ACTIVITY
What lines in the entries below contain the word "this"? Copy all of them.

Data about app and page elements
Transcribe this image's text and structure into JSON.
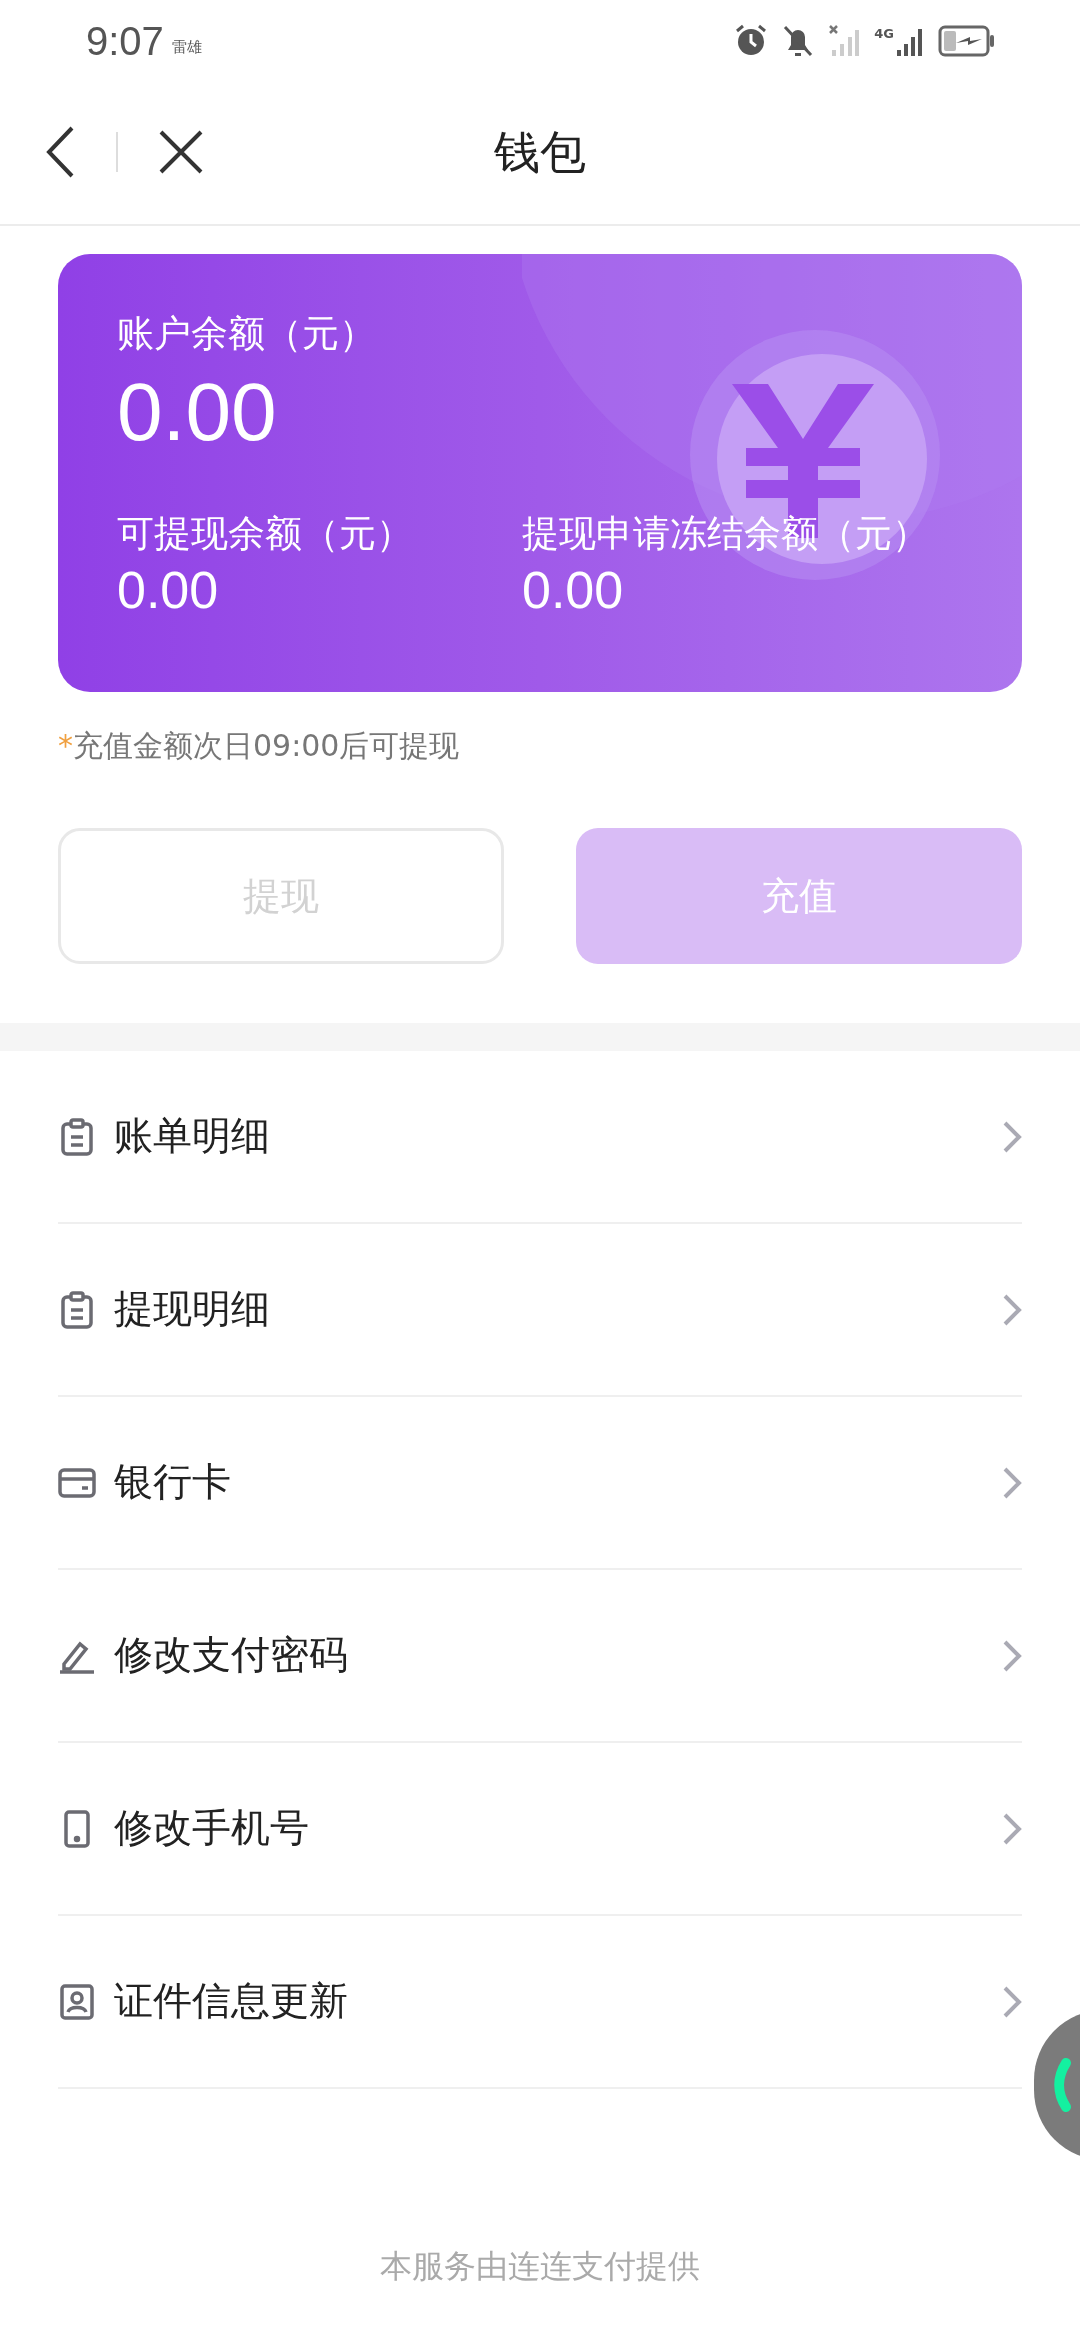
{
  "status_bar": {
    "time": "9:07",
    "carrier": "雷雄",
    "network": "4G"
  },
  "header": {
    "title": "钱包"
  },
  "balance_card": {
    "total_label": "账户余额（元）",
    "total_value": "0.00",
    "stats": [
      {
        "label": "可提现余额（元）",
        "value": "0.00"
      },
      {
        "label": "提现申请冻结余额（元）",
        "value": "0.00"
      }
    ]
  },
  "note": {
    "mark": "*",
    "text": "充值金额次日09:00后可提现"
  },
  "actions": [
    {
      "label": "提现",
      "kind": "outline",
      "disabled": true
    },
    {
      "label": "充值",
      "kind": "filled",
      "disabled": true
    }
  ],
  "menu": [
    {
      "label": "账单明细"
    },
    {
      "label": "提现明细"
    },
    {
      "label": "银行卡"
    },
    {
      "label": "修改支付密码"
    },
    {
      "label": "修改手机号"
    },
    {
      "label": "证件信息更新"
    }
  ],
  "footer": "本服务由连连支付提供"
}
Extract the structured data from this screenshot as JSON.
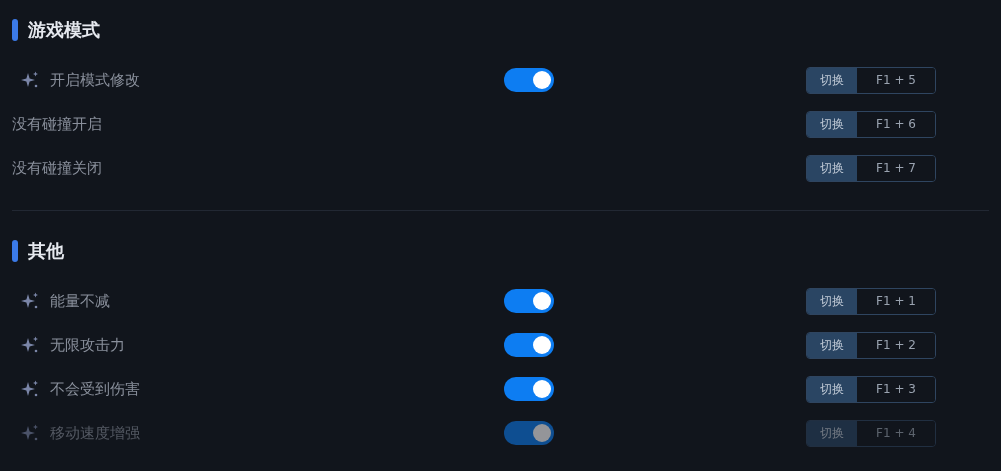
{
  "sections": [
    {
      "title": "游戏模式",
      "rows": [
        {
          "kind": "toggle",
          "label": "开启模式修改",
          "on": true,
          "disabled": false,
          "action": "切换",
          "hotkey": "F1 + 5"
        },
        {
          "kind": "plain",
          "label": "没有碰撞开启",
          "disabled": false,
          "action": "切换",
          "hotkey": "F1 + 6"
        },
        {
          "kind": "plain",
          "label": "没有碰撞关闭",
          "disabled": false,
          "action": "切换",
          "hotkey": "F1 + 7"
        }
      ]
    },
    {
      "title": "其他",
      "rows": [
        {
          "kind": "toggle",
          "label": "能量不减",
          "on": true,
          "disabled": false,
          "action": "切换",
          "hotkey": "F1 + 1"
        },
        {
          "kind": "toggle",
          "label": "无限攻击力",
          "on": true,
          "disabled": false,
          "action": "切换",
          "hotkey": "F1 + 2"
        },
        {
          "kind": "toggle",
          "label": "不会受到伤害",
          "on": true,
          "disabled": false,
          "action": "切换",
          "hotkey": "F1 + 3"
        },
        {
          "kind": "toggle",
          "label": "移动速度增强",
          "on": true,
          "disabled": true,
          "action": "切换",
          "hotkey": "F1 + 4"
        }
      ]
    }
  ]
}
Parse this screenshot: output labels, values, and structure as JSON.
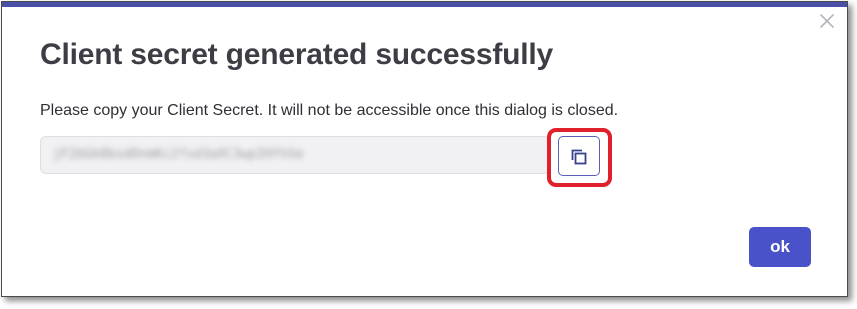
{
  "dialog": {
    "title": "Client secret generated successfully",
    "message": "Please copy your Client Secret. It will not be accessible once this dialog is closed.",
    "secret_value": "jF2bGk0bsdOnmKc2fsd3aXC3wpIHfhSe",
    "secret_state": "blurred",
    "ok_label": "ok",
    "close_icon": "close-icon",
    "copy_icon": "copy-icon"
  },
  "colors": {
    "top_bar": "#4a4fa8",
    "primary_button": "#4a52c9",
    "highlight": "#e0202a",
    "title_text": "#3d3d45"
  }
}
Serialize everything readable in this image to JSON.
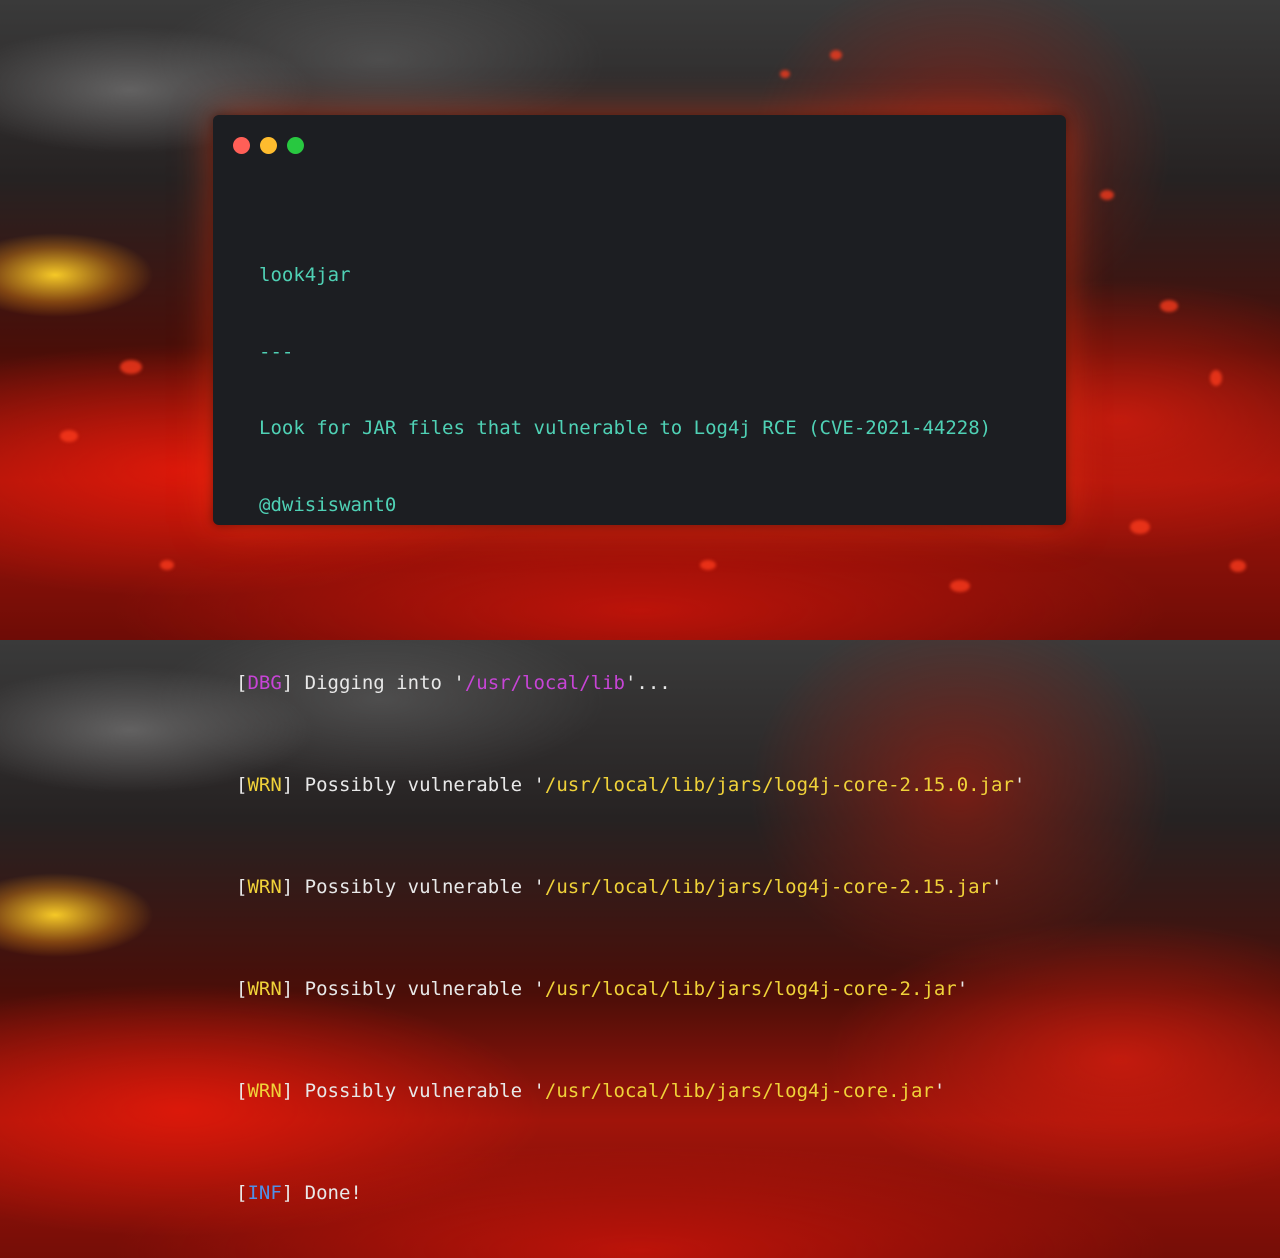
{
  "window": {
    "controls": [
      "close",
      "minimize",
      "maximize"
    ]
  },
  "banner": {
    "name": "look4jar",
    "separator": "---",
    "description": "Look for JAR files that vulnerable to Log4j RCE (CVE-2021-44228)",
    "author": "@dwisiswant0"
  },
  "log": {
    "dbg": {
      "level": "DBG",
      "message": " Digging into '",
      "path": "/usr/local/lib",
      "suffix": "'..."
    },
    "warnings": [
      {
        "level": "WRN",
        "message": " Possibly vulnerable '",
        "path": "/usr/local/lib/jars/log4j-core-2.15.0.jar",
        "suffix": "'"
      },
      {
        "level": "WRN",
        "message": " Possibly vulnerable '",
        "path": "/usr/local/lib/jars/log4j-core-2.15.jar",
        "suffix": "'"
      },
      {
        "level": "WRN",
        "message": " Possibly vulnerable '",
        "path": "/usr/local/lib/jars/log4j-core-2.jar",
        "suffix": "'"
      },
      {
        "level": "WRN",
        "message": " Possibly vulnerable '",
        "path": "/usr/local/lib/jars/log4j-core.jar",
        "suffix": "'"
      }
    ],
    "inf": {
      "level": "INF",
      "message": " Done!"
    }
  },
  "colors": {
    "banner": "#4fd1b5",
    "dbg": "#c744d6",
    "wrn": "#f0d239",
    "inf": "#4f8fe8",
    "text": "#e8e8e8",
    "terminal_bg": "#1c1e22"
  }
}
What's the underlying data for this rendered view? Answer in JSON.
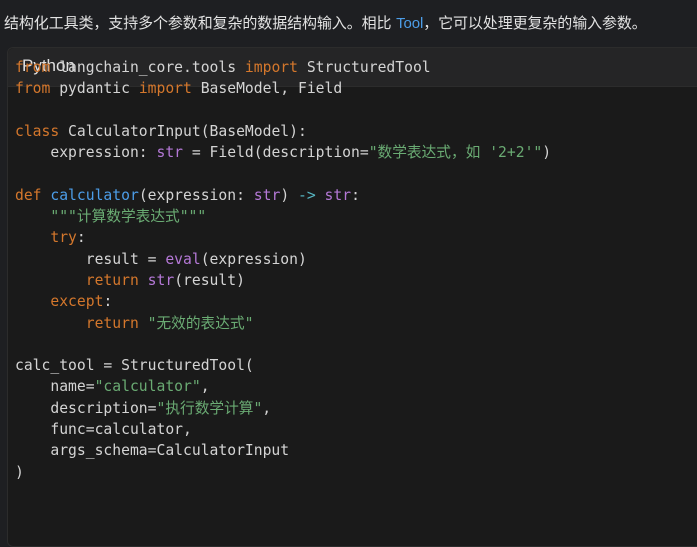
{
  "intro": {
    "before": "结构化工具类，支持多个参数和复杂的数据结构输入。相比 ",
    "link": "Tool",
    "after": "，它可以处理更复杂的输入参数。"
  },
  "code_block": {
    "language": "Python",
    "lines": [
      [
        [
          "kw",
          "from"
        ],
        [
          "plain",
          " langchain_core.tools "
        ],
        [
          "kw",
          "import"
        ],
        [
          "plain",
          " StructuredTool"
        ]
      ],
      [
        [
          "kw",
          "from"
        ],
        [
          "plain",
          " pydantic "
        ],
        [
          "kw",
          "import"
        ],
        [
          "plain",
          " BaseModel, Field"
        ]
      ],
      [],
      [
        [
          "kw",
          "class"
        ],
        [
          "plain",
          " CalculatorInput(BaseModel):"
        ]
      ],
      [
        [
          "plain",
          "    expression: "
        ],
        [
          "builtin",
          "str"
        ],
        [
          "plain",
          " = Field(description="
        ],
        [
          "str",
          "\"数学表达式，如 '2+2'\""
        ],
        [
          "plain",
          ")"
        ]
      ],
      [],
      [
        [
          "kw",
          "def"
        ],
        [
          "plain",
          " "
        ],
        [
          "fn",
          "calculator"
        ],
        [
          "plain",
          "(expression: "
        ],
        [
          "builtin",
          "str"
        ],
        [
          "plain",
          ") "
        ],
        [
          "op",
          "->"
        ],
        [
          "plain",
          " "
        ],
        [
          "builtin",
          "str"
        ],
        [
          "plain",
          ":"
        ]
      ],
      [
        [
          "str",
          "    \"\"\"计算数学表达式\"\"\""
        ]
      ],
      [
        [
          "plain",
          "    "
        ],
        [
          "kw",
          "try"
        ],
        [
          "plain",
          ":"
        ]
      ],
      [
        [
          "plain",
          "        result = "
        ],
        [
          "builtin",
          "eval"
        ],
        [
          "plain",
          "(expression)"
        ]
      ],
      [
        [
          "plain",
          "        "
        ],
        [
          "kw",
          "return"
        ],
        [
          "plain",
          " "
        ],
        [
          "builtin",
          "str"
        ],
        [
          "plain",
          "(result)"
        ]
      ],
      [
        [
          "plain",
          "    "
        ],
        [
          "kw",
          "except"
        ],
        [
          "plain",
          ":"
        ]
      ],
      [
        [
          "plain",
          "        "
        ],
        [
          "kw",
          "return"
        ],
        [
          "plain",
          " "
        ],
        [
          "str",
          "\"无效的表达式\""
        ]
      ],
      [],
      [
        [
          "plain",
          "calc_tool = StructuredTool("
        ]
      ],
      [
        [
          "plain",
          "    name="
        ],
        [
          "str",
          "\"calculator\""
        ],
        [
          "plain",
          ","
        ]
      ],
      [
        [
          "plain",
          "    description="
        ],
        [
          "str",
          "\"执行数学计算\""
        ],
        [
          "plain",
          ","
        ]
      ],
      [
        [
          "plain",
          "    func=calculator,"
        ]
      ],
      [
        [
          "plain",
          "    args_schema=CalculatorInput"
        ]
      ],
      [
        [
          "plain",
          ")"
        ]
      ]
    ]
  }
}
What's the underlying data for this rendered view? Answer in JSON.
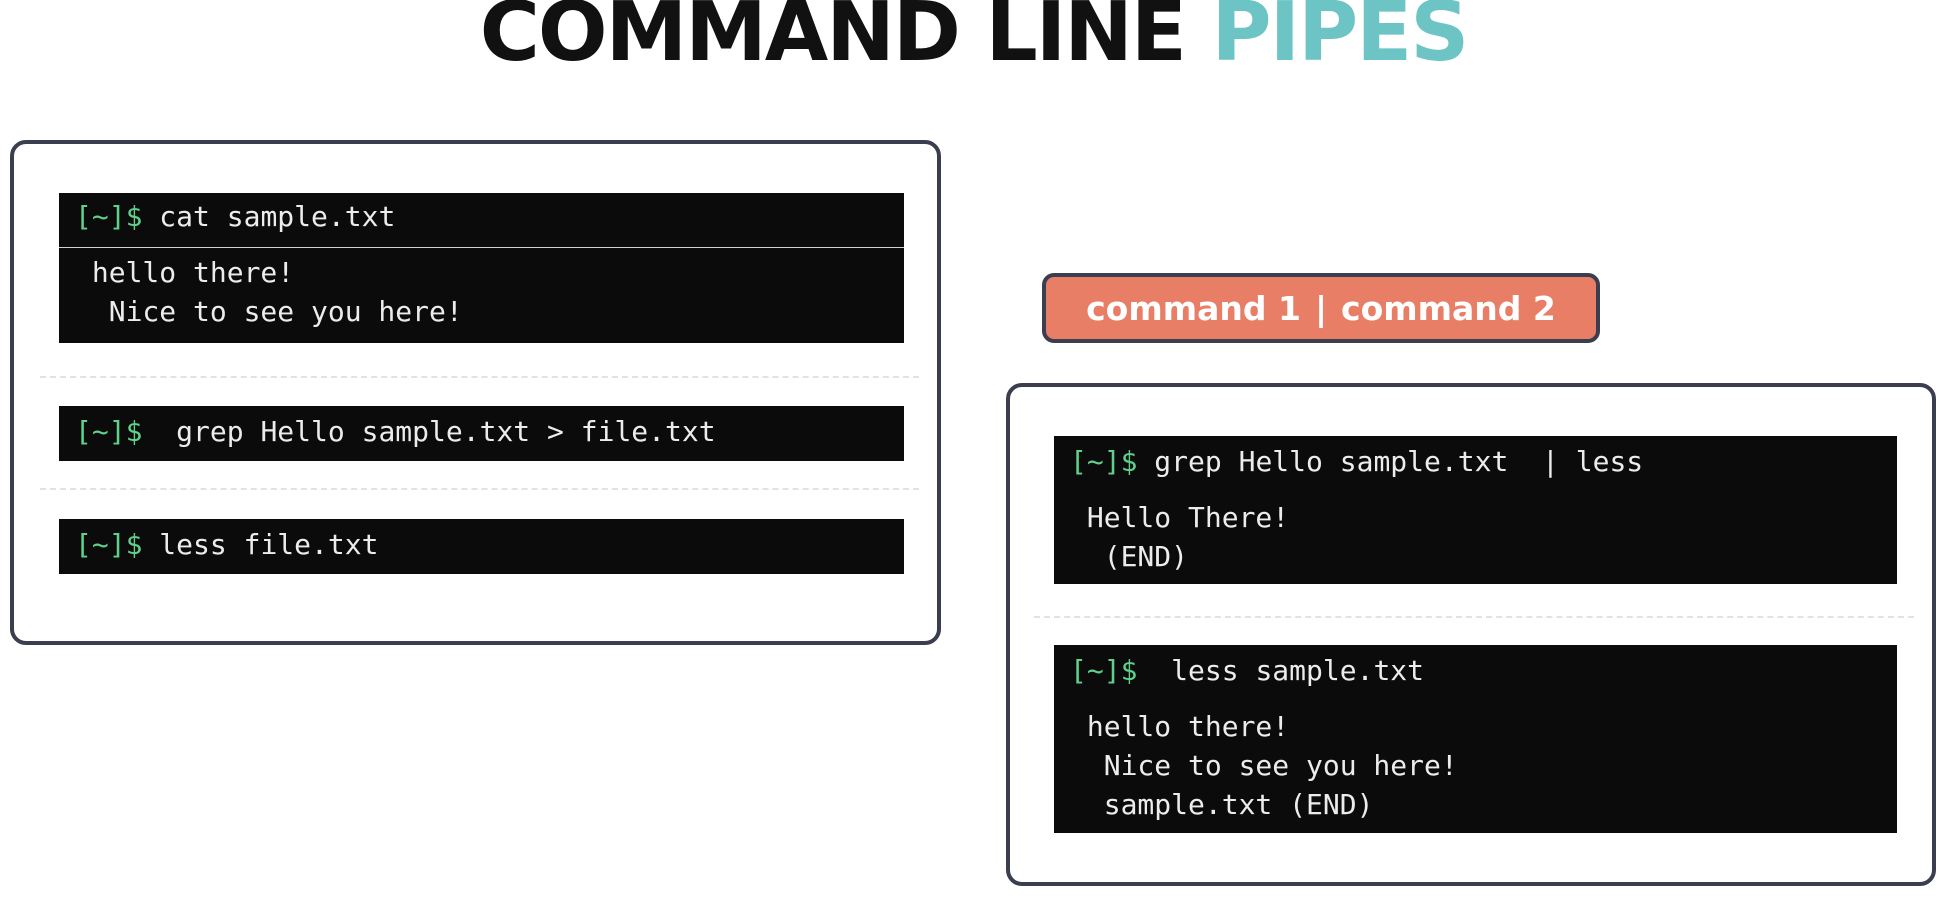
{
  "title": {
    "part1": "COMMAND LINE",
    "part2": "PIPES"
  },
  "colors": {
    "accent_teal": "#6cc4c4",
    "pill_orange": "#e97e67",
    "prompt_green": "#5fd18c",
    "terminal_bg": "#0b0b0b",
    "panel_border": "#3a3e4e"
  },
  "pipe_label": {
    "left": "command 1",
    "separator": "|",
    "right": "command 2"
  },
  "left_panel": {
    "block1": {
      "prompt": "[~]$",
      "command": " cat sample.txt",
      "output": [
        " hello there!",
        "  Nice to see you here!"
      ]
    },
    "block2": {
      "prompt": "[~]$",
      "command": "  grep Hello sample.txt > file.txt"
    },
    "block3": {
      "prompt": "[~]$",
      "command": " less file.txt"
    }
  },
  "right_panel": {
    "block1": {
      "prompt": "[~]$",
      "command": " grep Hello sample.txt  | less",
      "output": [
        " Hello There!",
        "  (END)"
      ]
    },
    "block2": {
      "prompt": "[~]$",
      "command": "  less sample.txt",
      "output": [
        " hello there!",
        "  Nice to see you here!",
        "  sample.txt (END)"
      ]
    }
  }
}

ANSWER TO THE PROBLEM
Transcribe this image's text and structure into JSON.
Extract the structured data from this screenshot as JSON.
Parse this screenshot: output labels, values, and structure as JSON.
    "message": "Please copy your Client Secret. It will not be accessible once this dialog is closed.",
Serialize everything readable in this image to JSON.
What's the underlying data for this rendered view? Answer in JSON.
What's the underlying data for this rendered view? Answer in JSON.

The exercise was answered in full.